Review by Phil Wilson
Faced with the monumental task of reviewing Lordi – a band steeped up to their horns in a vat of mythical lore – I begin to feel much the same as I do when thinking of The Lord of The Rings as a film. How can something so far-gone, outwith the parameters of regularity, be pushed through that same reviewing prism?
Still, it has to be done.
The Finnish hard rock band rose to international fame with their Eurovision Song Contest antics in 2006 (I doubt anyone has forgotten Hard Rock Hallelujah – and rightly so). Six years on: we have their sixth studio release – To Beast Or Not To Beast.
The album begins at a gallop with We’re Not Bad For The Kids (We’re Worse): roaring with an instantly catchy and unprecedentedly heavy guitar riff. The track is a notable step towards a different style of musicianship, and a leap away from the almost cut/paste form of earlier releases; a violent and successful album opener.

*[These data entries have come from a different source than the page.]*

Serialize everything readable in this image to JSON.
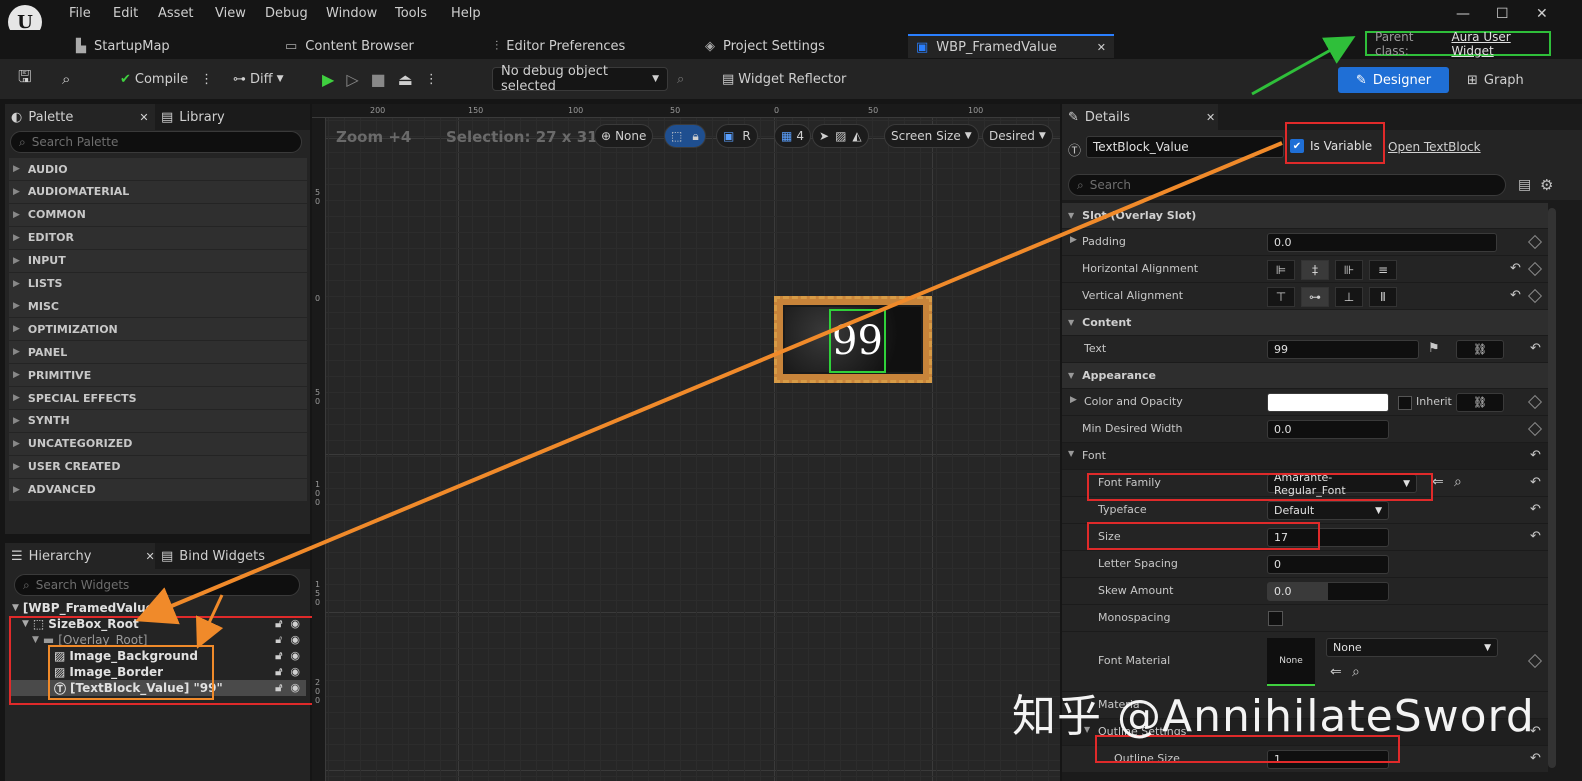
{
  "menu": {
    "items": [
      "File",
      "Edit",
      "Asset",
      "View",
      "Debug",
      "Window",
      "Tools",
      "Help"
    ]
  },
  "window_controls": {
    "minimize": "—",
    "maximize": "☐",
    "close": "✕"
  },
  "tabs": [
    {
      "label": "StartupMap",
      "icon": "level-icon"
    },
    {
      "label": "Content Browser",
      "icon": "folder-icon"
    },
    {
      "label": "Editor Preferences",
      "icon": "sliders-icon"
    },
    {
      "label": "Project Settings",
      "icon": "cube-icon"
    },
    {
      "label": "WBP_FramedValue",
      "icon": "widget-icon",
      "active": true,
      "close": "✕"
    }
  ],
  "parent_class": {
    "label": "Parent class:",
    "value": "Aura User Widget"
  },
  "toolbar": {
    "compile": "Compile",
    "diff": "Diff",
    "debug_object": "No debug object selected",
    "widget_reflector": "Widget Reflector",
    "designer": "Designer",
    "graph": "Graph"
  },
  "palette": {
    "tab": "Palette",
    "library_tab": "Library",
    "search_placeholder": "Search Palette",
    "categories": [
      "AUDIO",
      "AUDIOMATERIAL",
      "COMMON",
      "EDITOR",
      "INPUT",
      "LISTS",
      "MISC",
      "OPTIMIZATION",
      "PANEL",
      "PRIMITIVE",
      "SPECIAL EFFECTS",
      "SYNTH",
      "UNCATEGORIZED",
      "USER CREATED",
      "ADVANCED"
    ]
  },
  "hierarchy": {
    "tab": "Hierarchy",
    "bind_tab": "Bind Widgets",
    "search_placeholder": "Search Widgets",
    "root": "[WBP_FramedValue]",
    "items": [
      {
        "label": "SizeBox_Root"
      },
      {
        "label": "[Overlay_Root]"
      },
      {
        "label": "Image_Background"
      },
      {
        "label": "Image_Border"
      },
      {
        "label": "[TextBlock_Value] \"99\""
      }
    ]
  },
  "canvas": {
    "zoom": "Zoom +4",
    "selection": "Selection: 27 x 31",
    "none_btn": "None",
    "r_btn": "R",
    "grid_num": "4",
    "screen_size": "Screen Size",
    "desired": "Desired",
    "widget_text": "99",
    "ruler_top": [
      "200",
      "150",
      "100",
      "50",
      "0",
      "50",
      "100"
    ],
    "ruler_left": [
      "50",
      "0",
      "50",
      "100",
      "150",
      "200"
    ]
  },
  "details": {
    "tab": "Details",
    "widget_name": "TextBlock_Value",
    "is_variable": "Is Variable",
    "open_link": "Open TextBlock",
    "search_placeholder": "Search",
    "slot_section": "Slot (Overlay Slot)",
    "padding_label": "Padding",
    "padding_value": "0.0",
    "halign_label": "Horizontal Alignment",
    "valign_label": "Vertical Alignment",
    "content_section": "Content",
    "text_label": "Text",
    "text_value": "99",
    "appearance_section": "Appearance",
    "color_label": "Color and Opacity",
    "inherit": "Inherit",
    "min_width_label": "Min Desired Width",
    "min_width_value": "0.0",
    "font_section": "Font",
    "font_family_label": "Font Family",
    "font_family_value": "Amarante-Regular_Font",
    "typeface_label": "Typeface",
    "typeface_value": "Default",
    "size_label": "Size",
    "size_value": "17",
    "letter_spacing_label": "Letter Spacing",
    "letter_spacing_value": "0",
    "skew_label": "Skew Amount",
    "skew_value": "0.0",
    "mono_label": "Monospacing",
    "font_material_label": "Font Material",
    "font_material_value": "None",
    "font_material_thumb": "None",
    "material_partial": "Materia",
    "outline_section": "Outline Settings",
    "outline_size_label": "Outline Size",
    "outline_size_value": "1"
  },
  "watermark": "知乎 @AnnihilateSword",
  "colors": {
    "accent": "#1f6fd6",
    "green_annot": "#2fbf3a",
    "red_annot": "#e02a2a",
    "orange_annot": "#f08a2a"
  }
}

Successor, I Luv Ugly, halts the momentum and pours a slow, daunting guitar broth over some classic melodic vocal work. It feels like the bud of growth, sprouting arms with traits of heavy death metal traits.
It’s clear that there are various sources of influence at work, with new techniques and directions spread throughout the instrumental work. Particular plaudits must be awarded for The Riff – a fittingly named track which seasons its throbbing guitar base with contributions from synthesizers and orchestral segments.
However, progress appears to be confined to the instruments, only. Taking fifth track, I’m The Best, as an example, with lyrics such as: “Who do you think you are?/ You’re still here but I’m not far/Could it be that you see/You’re so godamn envious of me?/I’m the best, I’m the best”.
You’re reminded, with a crash of sky-high platform boots and jingle of goblin chain-mail, of just who you’re listening to. Unfortunately, I’m The Best appears to have been something of a U-turn in style: with follow up tracks following in the same tongue-in-cheek fashion.
In saying that; a brief shock through the slumbering body of To Beast Or Not To Beast comes in the form of Schizo Doll. A short jump back to diversity with use of sound creation and lullaby singing – both culminating in a pleasing blend of a semi-horror, semi-industrial atmosphere.
Penultimate track, Sincerely With Love, strikes home with the opening tones, “Fuck you, asshole/Fuck you, asshole/Sincerely with love/You don’t know a thing/You don’t have a clue.”
Well, shit. I’m thankful that the album has only one track left, as I now feel particularly pathetic in my role as an objective reviewer.
To Beast Or Not To Beast concludes with SCG6: Otus Butcher Clinic: a live cut of recently deceased drummer Otus, performing some entertaining drum fills: as significant a conclusion as We’re Not Bad… was an introduction.
To Beast Or Not To Beast is entertaining, but slightly disappointing in terms of musical evolution, yet undoubtedly destined to be a fan pleaser.
Regardless of its reception, Lordi will always have Eurovision success under their heavily studded, dragon-skin belts.
- We’re Not Bad For The Kids (We’re Worse)
- I Luv Ugly
- The Riff
- Something Wicked This Way Comes
- I’m The Best 6 Horrifiction
- Happy New Year
- Schizo Doll
- Candy For The Cannibal
- Sincerely With Love
- SCG6: Otus Butcher Clinic